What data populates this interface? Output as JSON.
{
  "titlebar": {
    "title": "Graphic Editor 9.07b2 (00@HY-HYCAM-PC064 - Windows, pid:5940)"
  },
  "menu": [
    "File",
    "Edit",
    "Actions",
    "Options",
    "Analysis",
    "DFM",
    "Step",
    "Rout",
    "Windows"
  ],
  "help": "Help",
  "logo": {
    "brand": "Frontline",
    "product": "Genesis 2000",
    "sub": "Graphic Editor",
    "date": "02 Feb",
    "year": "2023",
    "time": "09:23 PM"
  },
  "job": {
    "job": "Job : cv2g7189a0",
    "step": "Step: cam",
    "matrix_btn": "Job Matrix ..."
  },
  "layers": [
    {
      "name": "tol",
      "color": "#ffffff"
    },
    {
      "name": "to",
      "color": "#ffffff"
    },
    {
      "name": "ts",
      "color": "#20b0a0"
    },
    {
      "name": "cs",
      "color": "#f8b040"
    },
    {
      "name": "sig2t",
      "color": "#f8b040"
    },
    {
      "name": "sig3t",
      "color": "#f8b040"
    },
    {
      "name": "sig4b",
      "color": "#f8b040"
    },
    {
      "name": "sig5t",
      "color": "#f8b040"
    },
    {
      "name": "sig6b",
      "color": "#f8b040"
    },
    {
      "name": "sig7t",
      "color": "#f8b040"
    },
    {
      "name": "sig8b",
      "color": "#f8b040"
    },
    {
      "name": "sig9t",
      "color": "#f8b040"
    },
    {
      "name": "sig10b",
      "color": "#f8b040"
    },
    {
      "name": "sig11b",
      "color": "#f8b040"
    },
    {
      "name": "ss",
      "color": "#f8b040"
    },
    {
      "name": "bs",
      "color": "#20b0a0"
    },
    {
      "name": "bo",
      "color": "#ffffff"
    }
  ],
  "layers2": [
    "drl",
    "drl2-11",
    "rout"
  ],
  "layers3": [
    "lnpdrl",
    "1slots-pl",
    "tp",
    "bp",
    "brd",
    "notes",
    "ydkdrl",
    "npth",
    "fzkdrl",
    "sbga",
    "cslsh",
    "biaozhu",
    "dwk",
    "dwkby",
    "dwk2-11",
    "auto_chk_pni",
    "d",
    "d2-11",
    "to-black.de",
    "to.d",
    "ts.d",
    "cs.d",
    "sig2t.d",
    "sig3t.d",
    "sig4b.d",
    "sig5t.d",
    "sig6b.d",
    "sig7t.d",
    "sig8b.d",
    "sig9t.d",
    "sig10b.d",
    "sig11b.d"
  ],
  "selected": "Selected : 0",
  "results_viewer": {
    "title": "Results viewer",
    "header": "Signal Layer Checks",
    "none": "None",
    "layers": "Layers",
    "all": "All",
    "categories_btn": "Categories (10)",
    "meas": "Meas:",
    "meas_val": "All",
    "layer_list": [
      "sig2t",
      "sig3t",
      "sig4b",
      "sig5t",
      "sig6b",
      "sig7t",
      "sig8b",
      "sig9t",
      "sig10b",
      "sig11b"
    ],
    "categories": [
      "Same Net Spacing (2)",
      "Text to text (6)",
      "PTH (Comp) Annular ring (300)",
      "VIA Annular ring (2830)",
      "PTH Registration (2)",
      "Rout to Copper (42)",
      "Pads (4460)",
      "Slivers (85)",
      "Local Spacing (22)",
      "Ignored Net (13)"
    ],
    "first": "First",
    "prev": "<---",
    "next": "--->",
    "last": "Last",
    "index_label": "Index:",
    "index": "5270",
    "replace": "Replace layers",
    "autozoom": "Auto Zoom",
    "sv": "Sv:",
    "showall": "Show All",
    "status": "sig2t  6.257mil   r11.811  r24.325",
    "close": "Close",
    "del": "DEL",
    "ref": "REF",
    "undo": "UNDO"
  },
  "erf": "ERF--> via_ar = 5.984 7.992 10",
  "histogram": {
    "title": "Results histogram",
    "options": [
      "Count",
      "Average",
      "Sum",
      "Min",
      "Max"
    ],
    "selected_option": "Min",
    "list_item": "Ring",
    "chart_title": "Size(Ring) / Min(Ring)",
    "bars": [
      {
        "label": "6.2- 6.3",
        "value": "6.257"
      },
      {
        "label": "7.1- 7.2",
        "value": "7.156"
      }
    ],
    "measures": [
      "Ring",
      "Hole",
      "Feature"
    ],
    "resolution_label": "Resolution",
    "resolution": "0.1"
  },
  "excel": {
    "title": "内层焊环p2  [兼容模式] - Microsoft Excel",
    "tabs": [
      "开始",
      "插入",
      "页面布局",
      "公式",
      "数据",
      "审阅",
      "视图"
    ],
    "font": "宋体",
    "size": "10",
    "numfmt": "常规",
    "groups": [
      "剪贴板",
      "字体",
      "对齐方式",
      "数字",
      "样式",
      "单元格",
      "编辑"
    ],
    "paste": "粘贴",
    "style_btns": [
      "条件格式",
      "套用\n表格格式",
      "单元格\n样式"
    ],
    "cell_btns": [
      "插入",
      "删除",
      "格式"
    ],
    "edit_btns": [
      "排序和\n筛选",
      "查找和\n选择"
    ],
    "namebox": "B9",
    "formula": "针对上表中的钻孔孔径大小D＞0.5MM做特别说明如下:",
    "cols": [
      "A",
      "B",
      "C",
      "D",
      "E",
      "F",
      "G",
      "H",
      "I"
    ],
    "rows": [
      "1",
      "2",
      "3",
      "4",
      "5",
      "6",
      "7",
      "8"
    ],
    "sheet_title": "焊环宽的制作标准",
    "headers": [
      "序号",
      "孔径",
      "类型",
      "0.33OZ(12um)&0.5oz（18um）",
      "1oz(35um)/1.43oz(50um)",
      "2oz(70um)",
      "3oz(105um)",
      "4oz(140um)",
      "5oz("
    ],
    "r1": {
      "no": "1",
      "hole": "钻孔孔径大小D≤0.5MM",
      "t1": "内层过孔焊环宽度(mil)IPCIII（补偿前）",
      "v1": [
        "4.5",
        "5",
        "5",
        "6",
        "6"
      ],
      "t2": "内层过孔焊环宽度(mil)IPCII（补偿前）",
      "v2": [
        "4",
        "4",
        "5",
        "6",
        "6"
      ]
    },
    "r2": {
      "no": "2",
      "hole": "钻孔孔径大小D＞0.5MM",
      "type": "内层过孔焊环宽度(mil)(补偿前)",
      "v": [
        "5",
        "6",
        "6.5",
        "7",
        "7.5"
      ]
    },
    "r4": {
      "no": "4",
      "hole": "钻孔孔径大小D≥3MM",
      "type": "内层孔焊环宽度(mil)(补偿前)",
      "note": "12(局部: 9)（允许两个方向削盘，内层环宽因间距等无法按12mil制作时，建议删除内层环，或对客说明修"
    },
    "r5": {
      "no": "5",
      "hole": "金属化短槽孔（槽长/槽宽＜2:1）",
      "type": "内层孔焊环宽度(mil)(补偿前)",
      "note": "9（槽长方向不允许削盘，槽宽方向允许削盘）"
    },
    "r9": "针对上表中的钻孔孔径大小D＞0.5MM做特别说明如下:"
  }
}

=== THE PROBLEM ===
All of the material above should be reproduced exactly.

=== RESPONSE TO THIS TASK ===
What data populates this interface? Output as JSON.
{
  "titlebar": {
    "title": "Graphic Editor 9.07b2 (00@HY-HYCAM-PC064 - Windows, pid:5940)"
  },
  "menu": [
    "File",
    "Edit",
    "Actions",
    "Options",
    "Analysis",
    "DFM",
    "Step",
    "Rout",
    "Windows"
  ],
  "help": "Help",
  "logo": {
    "brand": "Frontline",
    "product": "Genesis 2000",
    "sub": "Graphic Editor",
    "date": "02 Feb",
    "year": "2023",
    "time": "09:23 PM"
  },
  "job": {
    "job": "Job : cv2g7189a0",
    "step": "Step: cam",
    "matrix_btn": "Job Matrix ..."
  },
  "layers": [
    {
      "name": "tol",
      "color": "#ffffff"
    },
    {
      "name": "to",
      "color": "#ffffff"
    },
    {
      "name": "ts",
      "color": "#20b0a0"
    },
    {
      "name": "cs",
      "color": "#f8b040"
    },
    {
      "name": "sig2t",
      "color": "#f8b040"
    },
    {
      "name": "sig3t",
      "color": "#f8b040"
    },
    {
      "name": "sig4b",
      "color": "#f8b040"
    },
    {
      "name": "sig5t",
      "color": "#f8b040"
    },
    {
      "name": "sig6b",
      "color": "#f8b040"
    },
    {
      "name": "sig7t",
      "color": "#f8b040"
    },
    {
      "name": "sig8b",
      "color": "#f8b040"
    },
    {
      "name": "sig9t",
      "color": "#f8b040"
    },
    {
      "name": "sig10b",
      "color": "#f8b040"
    },
    {
      "name": "sig11b",
      "color": "#f8b040"
    },
    {
      "name": "ss",
      "color": "#f8b040"
    },
    {
      "name": "bs",
      "color": "#20b0a0"
    },
    {
      "name": "bo",
      "color": "#ffffff"
    }
  ],
  "layers2": [
    "drl",
    "drl2-11",
    "rout"
  ],
  "layers3": [
    "lnpdrl",
    "1slots-pl",
    "tp",
    "bp",
    "brd",
    "notes",
    "ydkdrl",
    "npth",
    "fzkdrl",
    "sbga",
    "cslsh",
    "biaozhu",
    "dwk",
    "dwkby",
    "dwk2-11",
    "auto_chk_pni",
    "d",
    "d2-11",
    "to-black.de",
    "to.d",
    "ts.d",
    "cs.d",
    "sig2t.d",
    "sig3t.d",
    "sig4b.d",
    "sig5t.d",
    "sig6b.d",
    "sig7t.d",
    "sig8b.d",
    "sig9t.d",
    "sig10b.d",
    "sig11b.d"
  ],
  "selected": "Selected : 0",
  "results_viewer": {
    "title": "Results viewer",
    "header": "Signal Layer Checks",
    "none": "None",
    "layers": "Layers",
    "all": "All",
    "categories_btn": "Categories (10)",
    "meas": "Meas:",
    "meas_val": "All",
    "layer_list": [
      "sig2t",
      "sig3t",
      "sig4b",
      "sig5t",
      "sig6b",
      "sig7t",
      "sig8b",
      "sig9t",
      "sig10b",
      "sig11b"
    ],
    "categories": [
      "Same Net Spacing (2)",
      "Text to text (6)",
      "PTH (Comp) Annular ring (300)",
      "VIA Annular ring (2830)",
      "PTH Registration (2)",
      "Rout to Copper (42)",
      "Pads (4460)",
      "Slivers (85)",
      "Local Spacing (22)",
      "Ignored Net (13)"
    ],
    "first": "First",
    "prev": "<---",
    "next": "--->",
    "last": "Last",
    "index_label": "Index:",
    "index": "5270",
    "replace": "Replace layers",
    "autozoom": "Auto Zoom",
    "sv": "Sv:",
    "showall": "Show All",
    "status": "sig2t  6.257mil   r11.811  r24.325",
    "close": "Close",
    "del": "DEL",
    "ref": "REF",
    "undo": "UNDO"
  },
  "erf": "ERF--> via_ar = 5.984 7.992 10",
  "histogram": {
    "title": "Results histogram",
    "options": [
      "Count",
      "Average",
      "Sum",
      "Min",
      "Max"
    ],
    "selected_option": "Min",
    "list_item": "Ring",
    "chart_title": "Size(Ring) / Min(Ring)",
    "bars": [
      {
        "label": "6.2- 6.3",
        "value": "6.257"
      },
      {
        "label": "7.1- 7.2",
        "value": "7.156"
      }
    ],
    "measures": [
      "Ring",
      "Hole",
      "Feature"
    ],
    "resolution_label": "Resolution",
    "resolution": "0.1"
  },
  "excel": {
    "title": "内层焊环p2  [兼容模式] - Microsoft Excel",
    "tabs": [
      "开始",
      "插入",
      "页面布局",
      "公式",
      "数据",
      "审阅",
      "视图"
    ],
    "font": "宋体",
    "size": "10",
    "numfmt": "常规",
    "groups": [
      "剪贴板",
      "字体",
      "对齐方式",
      "数字",
      "样式",
      "单元格",
      "编辑"
    ],
    "paste": "粘贴",
    "style_btns": [
      "条件格式",
      "套用\n表格格式",
      "单元格\n样式"
    ],
    "cell_btns": [
      "插入",
      "删除",
      "格式"
    ],
    "edit_btns": [
      "排序和\n筛选",
      "查找和\n选择"
    ],
    "namebox": "B9",
    "formula": "针对上表中的钻孔孔径大小D＞0.5MM做特别说明如下:",
    "cols": [
      "A",
      "B",
      "C",
      "D",
      "E",
      "F",
      "G",
      "H",
      "I"
    ],
    "rows": [
      "1",
      "2",
      "3",
      "4",
      "5",
      "6",
      "7",
      "8"
    ],
    "sheet_title": "焊环宽的制作标准",
    "headers": [
      "序号",
      "孔径",
      "类型",
      "0.33OZ(12um)&0.5oz（18um）",
      "1oz(35um)/1.43oz(50um)",
      "2oz(70um)",
      "3oz(105um)",
      "4oz(140um)",
      "5oz("
    ],
    "r1": {
      "no": "1",
      "hole": "钻孔孔径大小D≤0.5MM",
      "t1": "内层过孔焊环宽度(mil)IPCIII（补偿前）",
      "v1": [
        "4.5",
        "5",
        "5",
        "6",
        "6"
      ],
      "t2": "内层过孔焊环宽度(mil)IPCII（补偿前）",
      "v2": [
        "4",
        "4",
        "5",
        "6",
        "6"
      ]
    },
    "r2": {
      "no": "2",
      "hole": "钻孔孔径大小D＞0.5MM",
      "type": "内层过孔焊环宽度(mil)(补偿前)",
      "v": [
        "5",
        "6",
        "6.5",
        "7",
        "7.5"
      ]
    },
    "r4": {
      "no": "4",
      "hole": "钻孔孔径大小D≥3MM",
      "type": "内层孔焊环宽度(mil)(补偿前)",
      "note": "12(局部: 9)（允许两个方向削盘，内层环宽因间距等无法按12mil制作时，建议删除内层环，或对客说明修"
    },
    "r5": {
      "no": "5",
      "hole": "金属化短槽孔（槽长/槽宽＜2:1）",
      "type": "内层孔焊环宽度(mil)(补偿前)",
      "note": "9（槽长方向不允许削盘，槽宽方向允许削盘）"
    },
    "r9": "针对上表中的钻孔孔径大小D＞0.5MM做特别说明如下:"
  }
}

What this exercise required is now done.